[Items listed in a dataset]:

◇ ◇ ◇ ◇ ◇

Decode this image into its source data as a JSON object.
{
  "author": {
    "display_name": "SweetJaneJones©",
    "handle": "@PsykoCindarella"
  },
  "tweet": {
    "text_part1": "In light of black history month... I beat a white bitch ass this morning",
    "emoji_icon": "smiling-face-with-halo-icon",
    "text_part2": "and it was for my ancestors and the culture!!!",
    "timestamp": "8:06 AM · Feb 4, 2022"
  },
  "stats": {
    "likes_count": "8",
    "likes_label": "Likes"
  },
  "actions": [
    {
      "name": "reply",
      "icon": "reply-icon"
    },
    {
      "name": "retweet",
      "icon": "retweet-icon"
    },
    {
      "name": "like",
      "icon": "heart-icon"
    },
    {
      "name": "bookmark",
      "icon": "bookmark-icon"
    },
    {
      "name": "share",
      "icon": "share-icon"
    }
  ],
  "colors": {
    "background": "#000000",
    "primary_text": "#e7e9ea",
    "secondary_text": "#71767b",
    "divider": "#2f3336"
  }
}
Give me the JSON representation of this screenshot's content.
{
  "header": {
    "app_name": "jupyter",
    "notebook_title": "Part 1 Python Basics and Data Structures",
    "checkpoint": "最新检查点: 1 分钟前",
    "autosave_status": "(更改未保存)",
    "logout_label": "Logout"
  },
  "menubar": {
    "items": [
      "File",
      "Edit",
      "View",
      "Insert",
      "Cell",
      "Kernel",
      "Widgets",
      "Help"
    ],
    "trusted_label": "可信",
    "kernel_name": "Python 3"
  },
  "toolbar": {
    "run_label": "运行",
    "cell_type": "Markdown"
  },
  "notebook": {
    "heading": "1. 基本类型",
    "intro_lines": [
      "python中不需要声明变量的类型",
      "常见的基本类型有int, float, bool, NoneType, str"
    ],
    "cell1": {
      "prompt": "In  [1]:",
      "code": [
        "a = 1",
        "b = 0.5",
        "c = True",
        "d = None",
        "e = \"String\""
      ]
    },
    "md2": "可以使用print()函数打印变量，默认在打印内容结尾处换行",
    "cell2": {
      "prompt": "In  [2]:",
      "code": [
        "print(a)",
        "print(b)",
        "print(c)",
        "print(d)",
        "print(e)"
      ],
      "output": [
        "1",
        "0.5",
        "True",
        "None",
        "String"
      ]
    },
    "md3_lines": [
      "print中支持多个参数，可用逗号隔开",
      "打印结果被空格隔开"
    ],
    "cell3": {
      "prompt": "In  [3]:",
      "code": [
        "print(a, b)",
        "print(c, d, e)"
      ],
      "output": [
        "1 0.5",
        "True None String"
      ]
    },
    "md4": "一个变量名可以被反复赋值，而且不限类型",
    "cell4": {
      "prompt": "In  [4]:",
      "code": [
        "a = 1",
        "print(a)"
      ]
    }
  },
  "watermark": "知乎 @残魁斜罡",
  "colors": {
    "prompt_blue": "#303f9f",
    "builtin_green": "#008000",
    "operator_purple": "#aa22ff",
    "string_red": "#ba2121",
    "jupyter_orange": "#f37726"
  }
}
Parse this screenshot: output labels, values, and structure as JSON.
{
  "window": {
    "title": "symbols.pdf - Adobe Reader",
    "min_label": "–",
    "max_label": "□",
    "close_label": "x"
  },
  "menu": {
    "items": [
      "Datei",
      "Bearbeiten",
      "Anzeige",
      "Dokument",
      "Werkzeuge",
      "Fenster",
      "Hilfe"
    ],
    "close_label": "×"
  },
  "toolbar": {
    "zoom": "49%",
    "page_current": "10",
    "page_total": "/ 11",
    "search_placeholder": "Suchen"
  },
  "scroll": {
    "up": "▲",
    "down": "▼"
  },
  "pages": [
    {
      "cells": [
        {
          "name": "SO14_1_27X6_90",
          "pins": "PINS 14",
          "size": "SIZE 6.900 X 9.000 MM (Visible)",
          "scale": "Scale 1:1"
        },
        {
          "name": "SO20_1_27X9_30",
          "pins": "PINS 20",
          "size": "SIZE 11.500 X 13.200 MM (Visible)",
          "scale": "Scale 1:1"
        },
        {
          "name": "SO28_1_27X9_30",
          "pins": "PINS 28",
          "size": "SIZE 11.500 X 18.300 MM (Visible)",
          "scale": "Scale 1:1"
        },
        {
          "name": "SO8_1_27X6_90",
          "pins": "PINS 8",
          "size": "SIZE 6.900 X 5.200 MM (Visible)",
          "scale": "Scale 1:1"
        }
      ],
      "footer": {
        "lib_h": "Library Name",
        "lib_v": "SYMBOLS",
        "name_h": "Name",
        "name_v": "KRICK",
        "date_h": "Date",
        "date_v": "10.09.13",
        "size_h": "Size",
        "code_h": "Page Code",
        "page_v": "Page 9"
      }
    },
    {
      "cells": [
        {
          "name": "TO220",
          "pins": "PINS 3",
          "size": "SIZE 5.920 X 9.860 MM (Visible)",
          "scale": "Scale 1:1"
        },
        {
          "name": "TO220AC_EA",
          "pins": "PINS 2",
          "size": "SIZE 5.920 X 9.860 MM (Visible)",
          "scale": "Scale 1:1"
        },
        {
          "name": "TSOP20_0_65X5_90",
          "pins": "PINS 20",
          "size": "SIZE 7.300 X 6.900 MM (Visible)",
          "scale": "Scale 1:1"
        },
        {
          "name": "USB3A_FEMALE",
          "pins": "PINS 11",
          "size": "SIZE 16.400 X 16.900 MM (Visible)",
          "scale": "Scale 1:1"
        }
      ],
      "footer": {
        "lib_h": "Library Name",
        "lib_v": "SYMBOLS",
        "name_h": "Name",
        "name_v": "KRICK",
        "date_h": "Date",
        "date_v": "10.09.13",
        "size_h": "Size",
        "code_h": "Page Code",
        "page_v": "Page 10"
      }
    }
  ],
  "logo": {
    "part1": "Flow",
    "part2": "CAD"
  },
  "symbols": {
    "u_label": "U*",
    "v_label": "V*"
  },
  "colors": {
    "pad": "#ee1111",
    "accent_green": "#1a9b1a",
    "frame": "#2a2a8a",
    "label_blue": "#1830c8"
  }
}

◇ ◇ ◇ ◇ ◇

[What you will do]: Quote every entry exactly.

[Exercise result]:
Decode this image into its source data as a JSON object.
{
  "author": {
    "display_name": "SweetJaneJones©",
    "handle": "@PsykoCindarella"
  },
  "tweet": {
    "text_part1": "In light of black history month... I beat a white bitch ass this morning",
    "emoji_icon": "smiling-face-with-halo-icon",
    "text_part2": "and it was for my ancestors and the culture!!!",
    "timestamp": "8:06 AM · Feb 4, 2022"
  },
  "stats": {
    "likes_count": "8",
    "likes_label": "Likes"
  },
  "actions": [
    {
      "name": "reply",
      "icon": "reply-icon"
    },
    {
      "name": "retweet",
      "icon": "retweet-icon"
    },
    {
      "name": "like",
      "icon": "heart-icon"
    },
    {
      "name": "bookmark",
      "icon": "bookmark-icon"
    },
    {
      "name": "share",
      "icon": "share-icon"
    }
  ],
  "colors": {
    "background": "#000000",
    "primary_text": "#e7e9ea",
    "secondary_text": "#71767b",
    "divider": "#2f3336"
  }
}
Give me the JSON representation of this screenshot's content.
{
  "header": {
    "app_name": "jupyter",
    "notebook_title": "Part 1 Python Basics and Data Structures",
    "checkpoint": "最新检查点: 1 分钟前",
    "autosave_status": "(更改未保存)",
    "logout_label": "Logout"
  },
  "menubar": {
    "items": [
      "File",
      "Edit",
      "View",
      "Insert",
      "Cell",
      "Kernel",
      "Widgets",
      "Help"
    ],
    "trusted_label": "可信",
    "kernel_name": "Python 3"
  },
  "toolbar": {
    "run_label": "运行",
    "cell_type": "Markdown"
  },
  "notebook": {
    "heading": "1. 基本类型",
    "intro_lines": [
      "python中不需要声明变量的类型",
      "常见的基本类型有int, float, bool, NoneType, str"
    ],
    "cell1": {
      "prompt": "In  [1]:",
      "code": [
        "a = 1",
        "b = 0.5",
        "c = True",
        "d = None",
        "e = \"String\""
      ]
    },
    "md2": "可以使用print()函数打印变量，默认在打印内容结尾处换行",
    "cell2": {
      "prompt": "In  [2]:",
      "code": [
        "print(a)",
        "print(b)",
        "print(c)",
        "print(d)",
        "print(e)"
      ],
      "output": [
        "1",
        "0.5",
        "True",
        "None",
        "String"
      ]
    },
    "md3_lines": [
      "print中支持多个参数，可用逗号隔开",
      "打印结果被空格隔开"
    ],
    "cell3": {
      "prompt": "In  [3]:",
      "code": [
        "print(a, b)",
        "print(c, d, e)"
      ],
      "output": [
        "1 0.5",
        "True None String"
      ]
    },
    "md4": "一个变量名可以被反复赋值，而且不限类型",
    "cell4": {
      "prompt": "In  [4]:",
      "code": [
        "a = 1",
        "print(a)"
      ]
    }
  },
  "watermark": "知乎 @残魁斜罡",
  "colors": {
    "prompt_blue": "#303f9f",
    "builtin_green": "#008000",
    "operator_purple": "#aa22ff",
    "string_red": "#ba2121",
    "jupyter_orange": "#f37726"
  }
}
Parse this screenshot: output labels, values, and structure as JSON.
{
  "window": {
    "title": "symbols.pdf - Adobe Reader",
    "min_label": "–",
    "max_label": "□",
    "close_label": "x"
  },
  "menu": {
    "items": [
      "Datei",
      "Bearbeiten",
      "Anzeige",
      "Dokument",
      "Werkzeuge",
      "Fenster",
      "Hilfe"
    ],
    "close_label": "×"
  },
  "toolbar": {
    "zoom": "49%",
    "page_current": "10",
    "page_total": "/ 11",
    "search_placeholder": "Suchen"
  },
  "scroll": {
    "up": "▲",
    "down": "▼"
  },
  "pages": [
    {
      "cells": [
        {
          "name": "SO14_1_27X6_90",
          "pins": "PINS 14",
          "size": "SIZE 6.900 X 9.000 MM (Visible)",
          "scale": "Scale 1:1"
        },
        {
          "name": "SO20_1_27X9_30",
          "pins": "PINS 20",
          "size": "SIZE 11.500 X 13.200 MM (Visible)",
          "scale": "Scale 1:1"
        },
        {
          "name": "SO28_1_27X9_30",
          "pins": "PINS 28",
          "size": "SIZE 11.500 X 18.300 MM (Visible)",
          "scale": "Scale 1:1"
        },
        {
          "name": "SO8_1_27X6_90",
          "pins": "PINS 8",
          "size": "SIZE 6.900 X 5.200 MM (Visible)",
          "scale": "Scale 1:1"
        }
      ],
      "footer": {
        "lib_h": "Library Name",
        "lib_v": "SYMBOLS",
        "name_h": "Name",
        "name_v": "KRICK",
        "date_h": "Date",
        "date_v": "10.09.13",
        "size_h": "Size",
        "code_h": "Page Code",
        "page_v": "Page 9"
      }
    },
    {
      "cells": [
        {
          "name": "TO220",
          "pins": "PINS 3",
          "size": "SIZE 5.920 X 9.860 MM (Visible)",
          "scale": "Scale 1:1"
        },
        {
          "name": "TO220AC_EA",
          "pins": "PINS 2",
          "size": "SIZE 5.920 X 9.860 MM (Visible)",
          "scale": "Scale 1:1"
        },
        {
          "name": "TSOP20_0_65X5_90",
          "pins": "PINS 20",
          "size": "SIZE 7.300 X 6.900 MM (Visible)",
          "scale": "Scale 1:1"
        },
        {
          "name": "USB3A_FEMALE",
          "pins": "PINS 11",
          "size": "SIZE 16.400 X 16.900 MM (Visible)",
          "scale": "Scale 1:1"
        }
      ],
      "footer": {
        "lib_h": "Library Name",
        "lib_v": "SYMBOLS",
        "name_h": "Name",
        "name_v": "KRICK",
        "date_h": "Date",
        "date_v": "10.09.13",
        "size_h": "Size",
        "code_h": "Page Code",
        "page_v": "Page 10"
      }
    }
  ],
  "logo": {
    "part1": "Flow",
    "part2": "CAD"
  },
  "symbols": {
    "u_label": "U*",
    "v_label": "V*"
  },
  "colors": {
    "pad": "#ee1111",
    "accent_green": "#1a9b1a",
    "frame": "#2a2a8a",
    "label_blue": "#1830c8"
  }
}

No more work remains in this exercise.